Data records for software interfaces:
┄┄┄┄┄┄

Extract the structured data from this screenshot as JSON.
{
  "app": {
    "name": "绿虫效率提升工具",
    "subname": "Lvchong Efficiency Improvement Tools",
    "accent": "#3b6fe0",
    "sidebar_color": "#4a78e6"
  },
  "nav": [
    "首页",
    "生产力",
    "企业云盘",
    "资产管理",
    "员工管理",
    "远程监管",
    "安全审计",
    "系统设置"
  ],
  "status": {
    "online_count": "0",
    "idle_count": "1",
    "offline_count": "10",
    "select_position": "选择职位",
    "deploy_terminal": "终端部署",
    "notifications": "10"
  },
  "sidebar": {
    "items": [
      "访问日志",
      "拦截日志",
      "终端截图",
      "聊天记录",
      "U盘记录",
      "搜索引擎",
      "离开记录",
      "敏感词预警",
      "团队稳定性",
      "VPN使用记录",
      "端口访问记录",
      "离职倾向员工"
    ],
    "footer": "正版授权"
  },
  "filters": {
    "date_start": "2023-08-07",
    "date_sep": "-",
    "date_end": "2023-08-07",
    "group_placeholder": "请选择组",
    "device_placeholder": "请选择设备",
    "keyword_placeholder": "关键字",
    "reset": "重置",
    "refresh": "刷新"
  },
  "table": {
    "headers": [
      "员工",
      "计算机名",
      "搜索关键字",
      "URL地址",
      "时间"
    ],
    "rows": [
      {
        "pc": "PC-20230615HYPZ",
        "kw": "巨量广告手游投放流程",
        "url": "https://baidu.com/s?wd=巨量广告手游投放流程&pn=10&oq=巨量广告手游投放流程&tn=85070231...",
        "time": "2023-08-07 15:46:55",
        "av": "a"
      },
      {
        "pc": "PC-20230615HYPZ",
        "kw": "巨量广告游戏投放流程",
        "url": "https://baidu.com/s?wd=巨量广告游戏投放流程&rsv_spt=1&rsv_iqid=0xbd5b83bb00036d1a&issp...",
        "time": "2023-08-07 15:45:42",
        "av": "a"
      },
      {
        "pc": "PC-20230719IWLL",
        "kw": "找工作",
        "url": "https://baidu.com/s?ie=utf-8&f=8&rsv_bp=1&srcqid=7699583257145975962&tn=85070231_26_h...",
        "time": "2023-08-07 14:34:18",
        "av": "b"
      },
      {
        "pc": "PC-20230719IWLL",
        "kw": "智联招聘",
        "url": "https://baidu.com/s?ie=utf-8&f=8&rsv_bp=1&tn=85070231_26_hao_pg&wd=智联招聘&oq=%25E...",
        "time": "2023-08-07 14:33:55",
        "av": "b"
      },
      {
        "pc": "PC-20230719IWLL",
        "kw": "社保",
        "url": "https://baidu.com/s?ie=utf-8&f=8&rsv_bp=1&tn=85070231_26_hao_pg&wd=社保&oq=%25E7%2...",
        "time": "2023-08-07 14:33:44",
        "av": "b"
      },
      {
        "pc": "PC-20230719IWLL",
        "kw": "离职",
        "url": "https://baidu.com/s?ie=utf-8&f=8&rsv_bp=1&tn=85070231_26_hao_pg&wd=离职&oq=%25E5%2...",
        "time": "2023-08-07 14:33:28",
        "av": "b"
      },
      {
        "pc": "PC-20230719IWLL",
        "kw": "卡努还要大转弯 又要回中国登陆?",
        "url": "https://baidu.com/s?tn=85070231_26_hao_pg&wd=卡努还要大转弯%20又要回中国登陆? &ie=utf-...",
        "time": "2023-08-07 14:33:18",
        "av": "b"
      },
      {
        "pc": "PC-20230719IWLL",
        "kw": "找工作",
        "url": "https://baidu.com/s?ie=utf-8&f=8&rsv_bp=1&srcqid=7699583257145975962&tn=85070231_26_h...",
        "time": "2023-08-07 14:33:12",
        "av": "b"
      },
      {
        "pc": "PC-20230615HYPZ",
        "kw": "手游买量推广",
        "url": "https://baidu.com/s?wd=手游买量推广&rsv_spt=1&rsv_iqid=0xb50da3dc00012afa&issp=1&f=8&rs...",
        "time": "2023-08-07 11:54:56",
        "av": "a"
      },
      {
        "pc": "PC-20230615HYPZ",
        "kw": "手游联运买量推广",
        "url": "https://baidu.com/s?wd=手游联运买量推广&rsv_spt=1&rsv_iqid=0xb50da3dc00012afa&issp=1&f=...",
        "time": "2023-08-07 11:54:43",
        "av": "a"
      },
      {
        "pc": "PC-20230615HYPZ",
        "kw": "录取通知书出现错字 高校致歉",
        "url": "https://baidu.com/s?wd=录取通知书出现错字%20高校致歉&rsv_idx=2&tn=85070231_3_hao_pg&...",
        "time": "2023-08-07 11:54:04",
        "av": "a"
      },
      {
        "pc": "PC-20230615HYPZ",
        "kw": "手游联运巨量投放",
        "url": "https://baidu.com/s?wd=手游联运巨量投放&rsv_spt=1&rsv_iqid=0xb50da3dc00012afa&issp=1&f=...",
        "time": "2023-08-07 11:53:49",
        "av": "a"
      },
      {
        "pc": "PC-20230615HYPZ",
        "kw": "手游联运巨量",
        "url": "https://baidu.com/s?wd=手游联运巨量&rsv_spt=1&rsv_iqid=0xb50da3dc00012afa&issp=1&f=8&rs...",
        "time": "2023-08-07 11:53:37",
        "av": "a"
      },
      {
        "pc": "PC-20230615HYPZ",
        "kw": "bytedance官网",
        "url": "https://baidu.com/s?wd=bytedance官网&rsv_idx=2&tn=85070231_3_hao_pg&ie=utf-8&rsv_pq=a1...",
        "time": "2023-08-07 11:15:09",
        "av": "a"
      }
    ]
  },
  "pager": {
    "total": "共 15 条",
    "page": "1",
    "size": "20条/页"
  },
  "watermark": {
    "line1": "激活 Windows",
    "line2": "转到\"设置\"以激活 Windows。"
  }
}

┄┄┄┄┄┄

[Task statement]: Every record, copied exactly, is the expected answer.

[Reply to the exercise]:
Extract the structured data from this screenshot as JSON.
{
  "app": {
    "name": "绿虫效率提升工具",
    "subname": "Lvchong Efficiency Improvement Tools",
    "accent": "#3b6fe0",
    "sidebar_color": "#4a78e6"
  },
  "nav": [
    "首页",
    "生产力",
    "企业云盘",
    "资产管理",
    "员工管理",
    "远程监管",
    "安全审计",
    "系统设置"
  ],
  "status": {
    "online_count": "0",
    "idle_count": "1",
    "offline_count": "10",
    "select_position": "选择职位",
    "deploy_terminal": "终端部署",
    "notifications": "10"
  },
  "sidebar": {
    "items": [
      "访问日志",
      "拦截日志",
      "终端截图",
      "聊天记录",
      "U盘记录",
      "搜索引擎",
      "离开记录",
      "敏感词预警",
      "团队稳定性",
      "VPN使用记录",
      "端口访问记录",
      "离职倾向员工"
    ],
    "footer": "正版授权"
  },
  "filters": {
    "date_start": "2023-08-07",
    "date_sep": "-",
    "date_end": "2023-08-07",
    "group_placeholder": "请选择组",
    "device_placeholder": "请选择设备",
    "keyword_placeholder": "关键字",
    "reset": "重置",
    "refresh": "刷新"
  },
  "table": {
    "headers": [
      "员工",
      "计算机名",
      "搜索关键字",
      "URL地址",
      "时间"
    ],
    "rows": [
      {
        "pc": "PC-20230615HYPZ",
        "kw": "巨量广告手游投放流程",
        "url": "https://baidu.com/s?wd=巨量广告手游投放流程&pn=10&oq=巨量广告手游投放流程&tn=85070231...",
        "time": "2023-08-07 15:46:55",
        "av": "a"
      },
      {
        "pc": "PC-20230615HYPZ",
        "kw": "巨量广告游戏投放流程",
        "url": "https://baidu.com/s?wd=巨量广告游戏投放流程&rsv_spt=1&rsv_iqid=0xbd5b83bb00036d1a&issp...",
        "time": "2023-08-07 15:45:42",
        "av": "a"
      },
      {
        "pc": "PC-20230719IWLL",
        "kw": "找工作",
        "url": "https://baidu.com/s?ie=utf-8&f=8&rsv_bp=1&srcqid=7699583257145975962&tn=85070231_26_h...",
        "time": "2023-08-07 14:34:18",
        "av": "b"
      },
      {
        "pc": "PC-20230719IWLL",
        "kw": "智联招聘",
        "url": "https://baidu.com/s?ie=utf-8&f=8&rsv_bp=1&tn=85070231_26_hao_pg&wd=智联招聘&oq=%25E...",
        "time": "2023-08-07 14:33:55",
        "av": "b"
      },
      {
        "pc": "PC-20230719IWLL",
        "kw": "社保",
        "url": "https://baidu.com/s?ie=utf-8&f=8&rsv_bp=1&tn=85070231_26_hao_pg&wd=社保&oq=%25E7%2...",
        "time": "2023-08-07 14:33:44",
        "av": "b"
      },
      {
        "pc": "PC-20230719IWLL",
        "kw": "离职",
        "url": "https://baidu.com/s?ie=utf-8&f=8&rsv_bp=1&tn=85070231_26_hao_pg&wd=离职&oq=%25E5%2...",
        "time": "2023-08-07 14:33:28",
        "av": "b"
      },
      {
        "pc": "PC-20230719IWLL",
        "kw": "卡努还要大转弯 又要回中国登陆?",
        "url": "https://baidu.com/s?tn=85070231_26_hao_pg&wd=卡努还要大转弯%20又要回中国登陆? &ie=utf-...",
        "time": "2023-08-07 14:33:18",
        "av": "b"
      },
      {
        "pc": "PC-20230719IWLL",
        "kw": "找工作",
        "url": "https://baidu.com/s?ie=utf-8&f=8&rsv_bp=1&srcqid=7699583257145975962&tn=85070231_26_h...",
        "time": "2023-08-07 14:33:12",
        "av": "b"
      },
      {
        "pc": "PC-20230615HYPZ",
        "kw": "手游买量推广",
        "url": "https://baidu.com/s?wd=手游买量推广&rsv_spt=1&rsv_iqid=0xb50da3dc00012afa&issp=1&f=8&rs...",
        "time": "2023-08-07 11:54:56",
        "av": "a"
      },
      {
        "pc": "PC-20230615HYPZ",
        "kw": "手游联运买量推广",
        "url": "https://baidu.com/s?wd=手游联运买量推广&rsv_spt=1&rsv_iqid=0xb50da3dc00012afa&issp=1&f=...",
        "time": "2023-08-07 11:54:43",
        "av": "a"
      },
      {
        "pc": "PC-20230615HYPZ",
        "kw": "录取通知书出现错字 高校致歉",
        "url": "https://baidu.com/s?wd=录取通知书出现错字%20高校致歉&rsv_idx=2&tn=85070231_3_hao_pg&...",
        "time": "2023-08-07 11:54:04",
        "av": "a"
      },
      {
        "pc": "PC-20230615HYPZ",
        "kw": "手游联运巨量投放",
        "url": "https://baidu.com/s?wd=手游联运巨量投放&rsv_spt=1&rsv_iqid=0xb50da3dc00012afa&issp=1&f=...",
        "time": "2023-08-07 11:53:49",
        "av": "a"
      },
      {
        "pc": "PC-20230615HYPZ",
        "kw": "手游联运巨量",
        "url": "https://baidu.com/s?wd=手游联运巨量&rsv_spt=1&rsv_iqid=0xb50da3dc00012afa&issp=1&f=8&rs...",
        "time": "2023-08-07 11:53:37",
        "av": "a"
      },
      {
        "pc": "PC-20230615HYPZ",
        "kw": "bytedance官网",
        "url": "https://baidu.com/s?wd=bytedance官网&rsv_idx=2&tn=85070231_3_hao_pg&ie=utf-8&rsv_pq=a1...",
        "time": "2023-08-07 11:15:09",
        "av": "a"
      }
    ]
  },
  "pager": {
    "total": "共 15 条",
    "page": "1",
    "size": "20条/页"
  },
  "watermark": {
    "line1": "激活 Windows",
    "line2": "转到\"设置\"以激活 Windows。"
  }
}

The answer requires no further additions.